May 5, 2010

The Iranian president has reportedly agreed “in principle” to Brazilian mediation in the stalled United Nations-backed nuclear fuel swap deal, which was first offered to Iran in October. Iran had initially agreed to the deal, but when Iran’s representative went back to Iran with the news, Iran said it would agree to the deal on a conditional basis: The swap had to take place on Iranian soil and Iran would send out its LEU for reprocessing in smaller doses than the UN-back plan called for. The original plan would have required Iran to send almost 80 percent of its total LEU to Russia for enrichment to the 20 percent level and then to France, for conversion of the enriched uranium into fuel rods to be used in Iran’s for medical and scientific purposes.

A statement issued today by the Iranian president’s office said that President Ahmadinejad spoke about Brazil’s offer of mediation during a conversation with Venezuelan President Hugo Chavez–a friend of Iran’s–yesterday.

Brazil has previously called on the international community to show flexibility on the deal. This comes as the West is pressuring for a fourth round of sanctions on Iran over its controversial nuclear program.

In the past, Ahmadinejad has repeatedly said his country would not give up its right under the NPT to enrich uranium. In an interview aired Wednesday, Ahmadinejad said pressure or threats from other countries would not force Iran to change its position. Tehran maintains that it’s nuclear program is for peaceful purposes, but many Western nations remain unconvinced.

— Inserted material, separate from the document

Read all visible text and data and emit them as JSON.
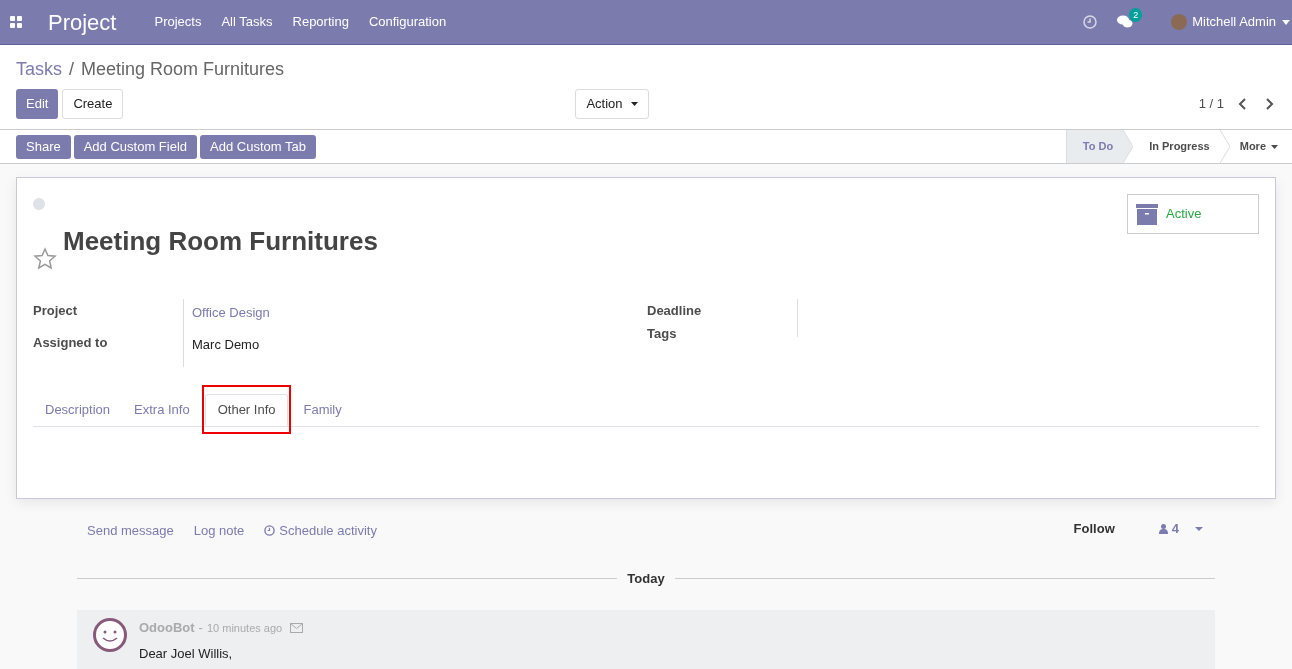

Negotiations come a few weeks after the U.S. and Russia agreed to scale back their nuclear weapons caches. In an attempt to be more transparent about its own nuclear program, the Obama administration announced it has 5,113 nuclear warheads.

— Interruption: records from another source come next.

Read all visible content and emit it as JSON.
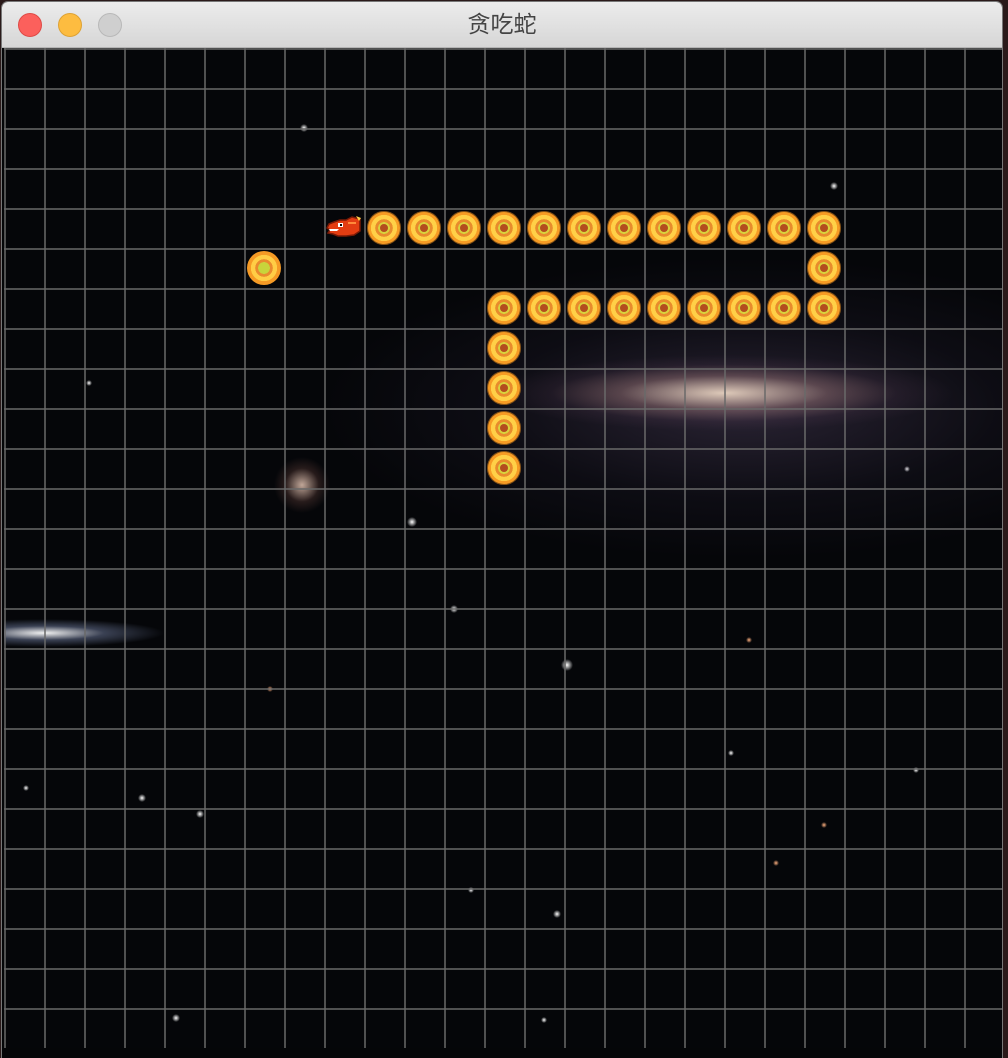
{
  "window": {
    "title": "贪吃蛇"
  },
  "board": {
    "columns": 25,
    "rows": 25,
    "grid": true,
    "background": "starfield-galaxy",
    "grid_color": "#696969"
  },
  "snake": {
    "direction": "left",
    "head_icon": "dragon-head-icon",
    "segment_icon": "orange-orb-icon",
    "head": [
      8,
      4
    ],
    "body": [
      [
        9,
        4
      ],
      [
        10,
        4
      ],
      [
        11,
        4
      ],
      [
        12,
        4
      ],
      [
        13,
        4
      ],
      [
        14,
        4
      ],
      [
        15,
        4
      ],
      [
        16,
        4
      ],
      [
        17,
        4
      ],
      [
        18,
        4
      ],
      [
        19,
        4
      ],
      [
        20,
        4
      ],
      [
        20,
        5
      ],
      [
        20,
        6
      ],
      [
        19,
        6
      ],
      [
        18,
        6
      ],
      [
        17,
        6
      ],
      [
        16,
        6
      ],
      [
        15,
        6
      ],
      [
        14,
        6
      ],
      [
        13,
        6
      ],
      [
        12,
        6
      ],
      [
        12,
        7
      ],
      [
        12,
        8
      ],
      [
        12,
        9
      ],
      [
        12,
        10
      ]
    ],
    "length": 28
  },
  "food": {
    "position": [
      6,
      5
    ],
    "icon": "food-orb-icon"
  },
  "colors": {
    "titlebar": "#e5e5e5",
    "close": "#fc605c",
    "minimize": "#fdbc40",
    "maximize": "#cfcfcf",
    "segment_outer": "#f69b24",
    "segment_inner": "#d8d43c",
    "head": "#e33d12"
  }
}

Pressure on Iran Continues Over Disputed Nuclear Program

April 14, 2010

Defense Secretary Robert Gates on Tuesday said Iran does not have and will not gain the capacity to build a nuclear weapon for at least another year, although the U.S., Britain, France, Germany, and now possibly Russia and China, are considering a 4th round of international sanctions on that country. Iran has long said its disputed nuclear program is for peaceful nuclear energy, but the U.S. and many of its allies are not convinced.

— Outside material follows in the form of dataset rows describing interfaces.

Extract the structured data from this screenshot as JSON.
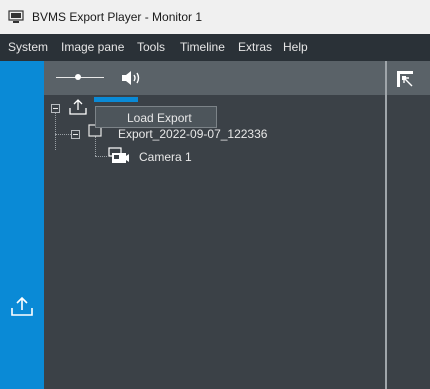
{
  "window": {
    "title": "BVMS Export Player - Monitor 1"
  },
  "menu": {
    "items": [
      "System",
      "Image pane",
      "Tools",
      "Timeline",
      "Extras",
      "Help"
    ]
  },
  "toolbar": {
    "volume_level": 0.45
  },
  "tree": {
    "export_label": "Export_2022-09-07_122336",
    "camera_label": "Camera 1"
  },
  "context_menu": {
    "items": [
      "Load Export"
    ]
  },
  "colors": {
    "accent": "#0a8ad6",
    "menubar": "#2a3137",
    "panel": "#3b4147",
    "toolbar": "#5a6268"
  }
}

On Sunday, Secretary Gates said he believed Iran was moving slower than expected on its nuclear program and that he believed the country had still not obtained nuclear weapons capacity. Speaking last week during a visit to Latin America and the Caribbean, Gates said, “I think that most estimates that I’ve seen haven’t changed since the last time we talked about it, which is probably at least a year, maybe more.”

Last week, Iran announced the successful testing of third generation centrifuges reportedly capable of enriching uranium six times faster than the ones Iran is currently using at its Natanz enrichment facility.

After much persuasion, Russia and now China seem more willing to accept sanctions on their trading partner. On Tuesday, Russian President Dmitry Medvedev told an audience at the Washington, D.C.-based Brookings Institution that Iran was ignoring questions from the international community about its nuclear program, using “small phrases” to make “small suggestions.” The Russian president said he does not support crippling sanctions that can hurt the people of Iran, “but if nothing happens, we will have to use sanctions.” Medvedev added that any possible sanctions should be “smart” and “universal,” aimed at one result, and should be discussed with the main countries that will take part in them.

China remains the most resistant of the five veto-wielding UN Security Council members. In a meeting between Beijing and Washington on Monday, President Obama secured a verbal promise from President Hu Jintao of China to join negotiations on a new round of sanctions in Iran. Some analysts believe that China is now ready to sign onto targeted sanctions as relations between the two countries warm. Others believe that China is merely agreeing verbally to the possibility of sanctions to give Washington the impression that it may change its stance on sanctions on Iran, but that when it comes down to it, the energy hungry country will not agree to sanctions on Iran—from whom it gets nearly12 percent of its oil. Still others realize that the only way to get China onboard is to ensure the country an alternative source of energy.